## THE TASK
Skip the pictures and repeat each line of the data exactly.

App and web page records

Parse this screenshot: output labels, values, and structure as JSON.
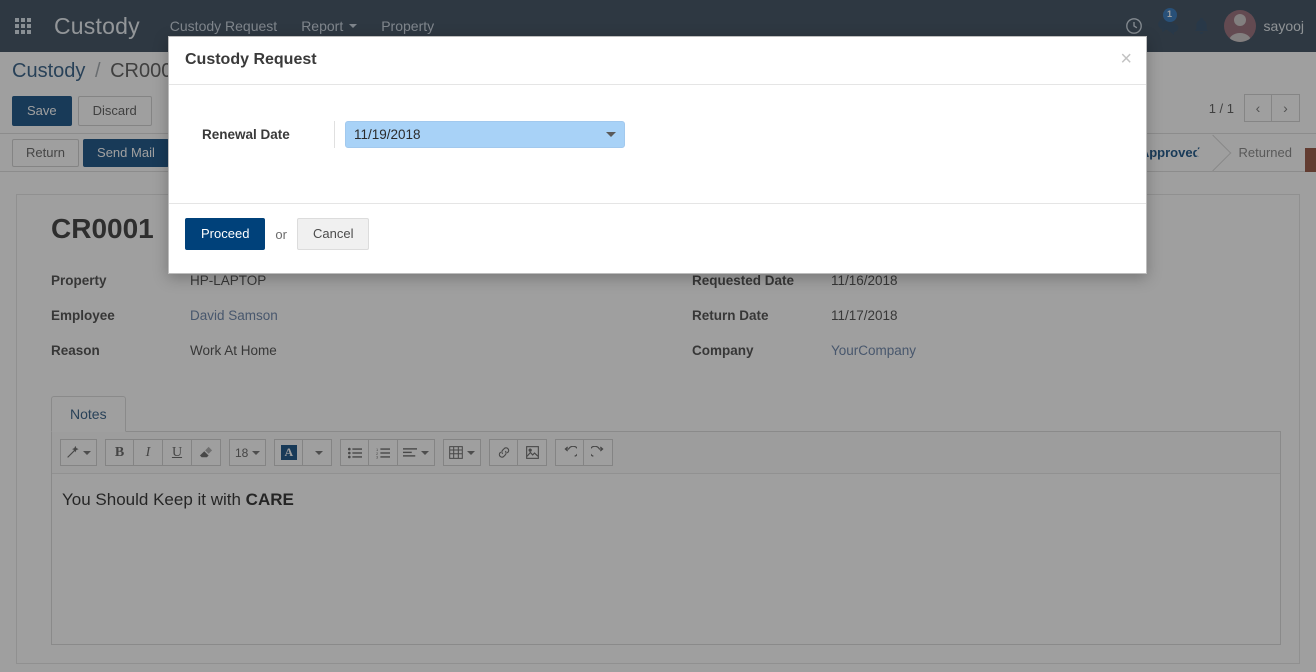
{
  "navbar": {
    "apps_icon": "apps-grid-icon",
    "brand": "Custody",
    "menu": [
      {
        "label": "Custody Request",
        "has_caret": false
      },
      {
        "label": "Report",
        "has_caret": true
      },
      {
        "label": "Property",
        "has_caret": false
      }
    ],
    "icons": {
      "activity": "clock-icon",
      "messages": "chat-bubbles-icon",
      "notifications": "bell-icon"
    },
    "messages_badge": "1",
    "user_name": "sayooj"
  },
  "control_panel": {
    "breadcrumb_root": "Custody",
    "breadcrumb_separator": "/",
    "breadcrumb_current": "CR0001",
    "save_label": "Save",
    "discard_label": "Discard",
    "pager_text": "1 / 1",
    "prev_icon": "chevron-left-icon",
    "next_icon": "chevron-right-icon"
  },
  "action_bar": {
    "buttons": [
      {
        "label": "Return",
        "active": false
      },
      {
        "label": "Send Mail",
        "active": true
      }
    ],
    "status_steps": [
      {
        "label": "Approved",
        "state": "done"
      },
      {
        "label": "Returned",
        "state": "pending"
      }
    ]
  },
  "record": {
    "title": "CR0001",
    "left_fields": [
      {
        "label": "Property",
        "value": "HP-LAPTOP",
        "is_link": false
      },
      {
        "label": "Employee",
        "value": "David Samson",
        "is_link": true
      },
      {
        "label": "Reason",
        "value": "Work At Home",
        "is_link": false
      }
    ],
    "right_fields": [
      {
        "label": "Requested Date",
        "value": "11/16/2018",
        "is_link": false
      },
      {
        "label": "Return Date",
        "value": "11/17/2018",
        "is_link": false
      },
      {
        "label": "Company",
        "value": "YourCompany",
        "is_link": true
      }
    ]
  },
  "notebook": {
    "tabs": [
      {
        "label": "Notes",
        "active": true
      }
    ],
    "toolbar": {
      "style_icon": "magic-wand-icon",
      "bold_label": "B",
      "italic_label": "I",
      "underline_label": "U",
      "eraser_icon": "eraser-icon",
      "font_size": "18",
      "font_color_label": "A",
      "ul_icon": "unordered-list-icon",
      "ol_icon": "ordered-list-icon",
      "align_icon": "align-left-icon",
      "table_icon": "table-icon",
      "link_icon": "link-icon",
      "image_icon": "image-icon",
      "undo_icon": "undo-icon",
      "redo_icon": "redo-icon"
    },
    "note_text_plain": "You Should Keep it with ",
    "note_text_bold": "CARE"
  },
  "modal": {
    "title": "Custody Request",
    "close_icon": "close-icon",
    "field_label": "Renewal Date",
    "date_value": "11/19/2018",
    "date_caret_icon": "chevron-down-icon",
    "proceed_label": "Proceed",
    "or_label": "or",
    "cancel_label": "Cancel"
  },
  "colors": {
    "navbar_bg": "#2b3e50",
    "primary": "#00417a",
    "link": "#5b77a0",
    "date_field_bg": "#a8d2f7",
    "scroll_strip": "#8c4530"
  }
}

## SOLUTION
Parse this screenshot: output labels, values, and structure as JSON.
{
  "navbar": {
    "apps_icon": "apps-grid-icon",
    "brand": "Custody",
    "menu": [
      {
        "label": "Custody Request",
        "has_caret": false
      },
      {
        "label": "Report",
        "has_caret": true
      },
      {
        "label": "Property",
        "has_caret": false
      }
    ],
    "icons": {
      "activity": "clock-icon",
      "messages": "chat-bubbles-icon",
      "notifications": "bell-icon"
    },
    "messages_badge": "1",
    "user_name": "sayooj"
  },
  "control_panel": {
    "breadcrumb_root": "Custody",
    "breadcrumb_separator": "/",
    "breadcrumb_current": "CR0001",
    "save_label": "Save",
    "discard_label": "Discard",
    "pager_text": "1 / 1",
    "prev_icon": "chevron-left-icon",
    "next_icon": "chevron-right-icon"
  },
  "action_bar": {
    "buttons": [
      {
        "label": "Return",
        "active": false
      },
      {
        "label": "Send Mail",
        "active": true
      }
    ],
    "status_steps": [
      {
        "label": "Approved",
        "state": "done"
      },
      {
        "label": "Returned",
        "state": "pending"
      }
    ]
  },
  "record": {
    "title": "CR0001",
    "left_fields": [
      {
        "label": "Property",
        "value": "HP-LAPTOP",
        "is_link": false
      },
      {
        "label": "Employee",
        "value": "David Samson",
        "is_link": true
      },
      {
        "label": "Reason",
        "value": "Work At Home",
        "is_link": false
      }
    ],
    "right_fields": [
      {
        "label": "Requested Date",
        "value": "11/16/2018",
        "is_link": false
      },
      {
        "label": "Return Date",
        "value": "11/17/2018",
        "is_link": false
      },
      {
        "label": "Company",
        "value": "YourCompany",
        "is_link": true
      }
    ]
  },
  "notebook": {
    "tabs": [
      {
        "label": "Notes",
        "active": true
      }
    ],
    "toolbar": {
      "style_icon": "magic-wand-icon",
      "bold_label": "B",
      "italic_label": "I",
      "underline_label": "U",
      "eraser_icon": "eraser-icon",
      "font_size": "18",
      "font_color_label": "A",
      "ul_icon": "unordered-list-icon",
      "ol_icon": "ordered-list-icon",
      "align_icon": "align-left-icon",
      "table_icon": "table-icon",
      "link_icon": "link-icon",
      "image_icon": "image-icon",
      "undo_icon": "undo-icon",
      "redo_icon": "redo-icon"
    },
    "note_text_plain": "You Should Keep it with ",
    "note_text_bold": "CARE"
  },
  "modal": {
    "title": "Custody Request",
    "close_icon": "close-icon",
    "field_label": "Renewal Date",
    "date_value": "11/19/2018",
    "date_caret_icon": "chevron-down-icon",
    "proceed_label": "Proceed",
    "or_label": "or",
    "cancel_label": "Cancel"
  },
  "colors": {
    "navbar_bg": "#2b3e50",
    "primary": "#00417a",
    "link": "#5b77a0",
    "date_field_bg": "#a8d2f7",
    "scroll_strip": "#8c4530"
  }
}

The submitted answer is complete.